A year ago, the US Food and Drug Administration recommended lifting the ban that disqualified gay men from giving blood. Today, the FDA followed through on that recommendation — but only for men who haven't had sex with another man for a year or more.
The ban on blood donations from gay men was put in place in 1983 during the HIV epidemic. Until now, gay and bisexual men who’d fooled around with other men at any point after 1977 weren’t allowed to donate blood in the US. Today's FDA announcement therefore does appear to make it easier for gay men to donate blood — but a year of abstinence will still prevent many men from donating. The FDA's new guidance on blood donations isn't law, but blood donation centers tend to follow the agency's lead.
BREAKING: FDA lifts formal ban on blood donations from gay men. New policy requires year of abstinence.— The Associated Press (@AP) December 21, 2015
“The FDA’s responsibility is to maintain a high level of blood product safety for people whose lives depend on it,” the FDA’s Acting Commissioner Stephen Ostroff, said in a statement. “We have taken great care to ensure this policy revision is backed by sound science and continues to protect our blood supply.”
the policy revision "continues to protect our blood supply."
The 12 month waiting period is a common international standard. As of November, France also requires 12 months of abstinence from gay men for blood donation, though men who’ve only had sex with one partner in the past four months can donate blood plasma instead. The Netherlands has lifted its ban on blood donations from gay men — but again, that policy only applies to men who haven't had sexual contact with other men for 12 months.
For many, the FDA's new guidance is still discriminatory because it focuses on sexual orientation rather than an individual's risky behaviors, such as injection drug use and unprotected sex. A better policy would have taken into account the steps that gay men take to reduce the risk of infection, such as practicing safe sex or taking the anti-HIV pill, Truvada. “Today we begin the final push to eliminate discrimination based on sexual orientation from the blood donation process altogether,” Ryan James Yezak, founder of the Gay National Gay Blood Drive, said in a statement to the press. "We strongly encourage the FDA to move toward a deferral based upon individual risk assessment."

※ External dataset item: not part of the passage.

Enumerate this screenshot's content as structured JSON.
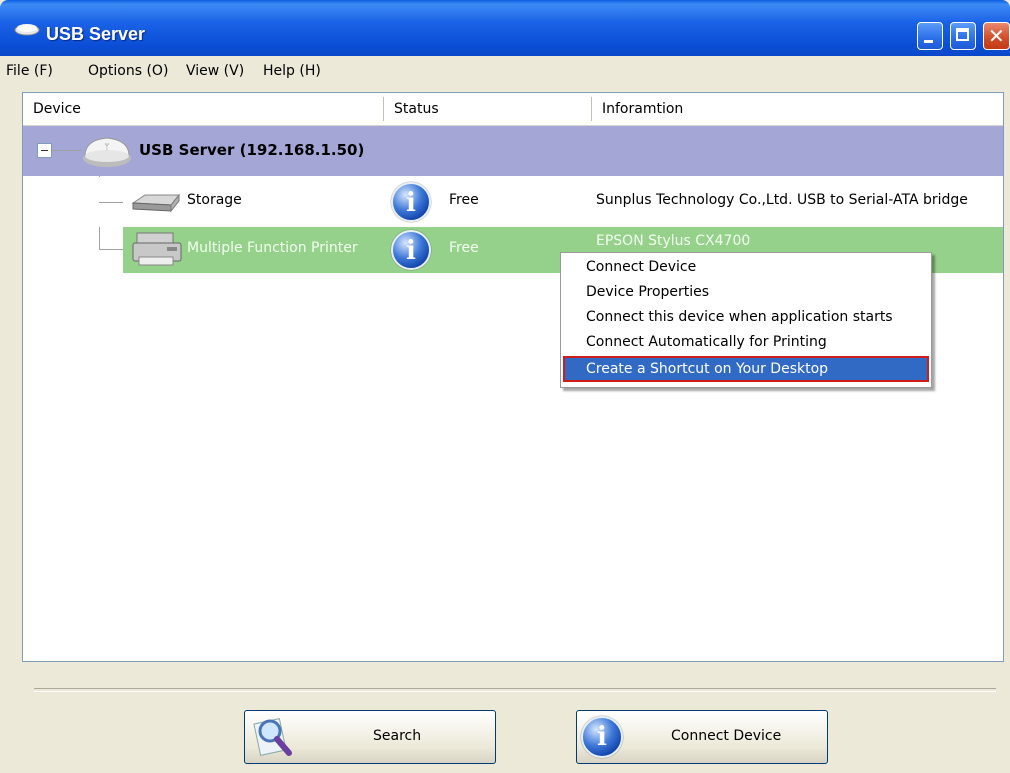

The FDA considered a risks-based assessment strategy, but eventually settled on the 12-month limit, the agency said. "Ultimately, the 12-month deferral window is supported by the best available scientific evidence, at this point in time, relevant to the U.S. population," Peter Marks, deputy director of the FDA’s Center for Biologics Evaluation and Research explained. "We will continue to actively conduct research in this area and further revise our policies as new data emerge," the FDA said.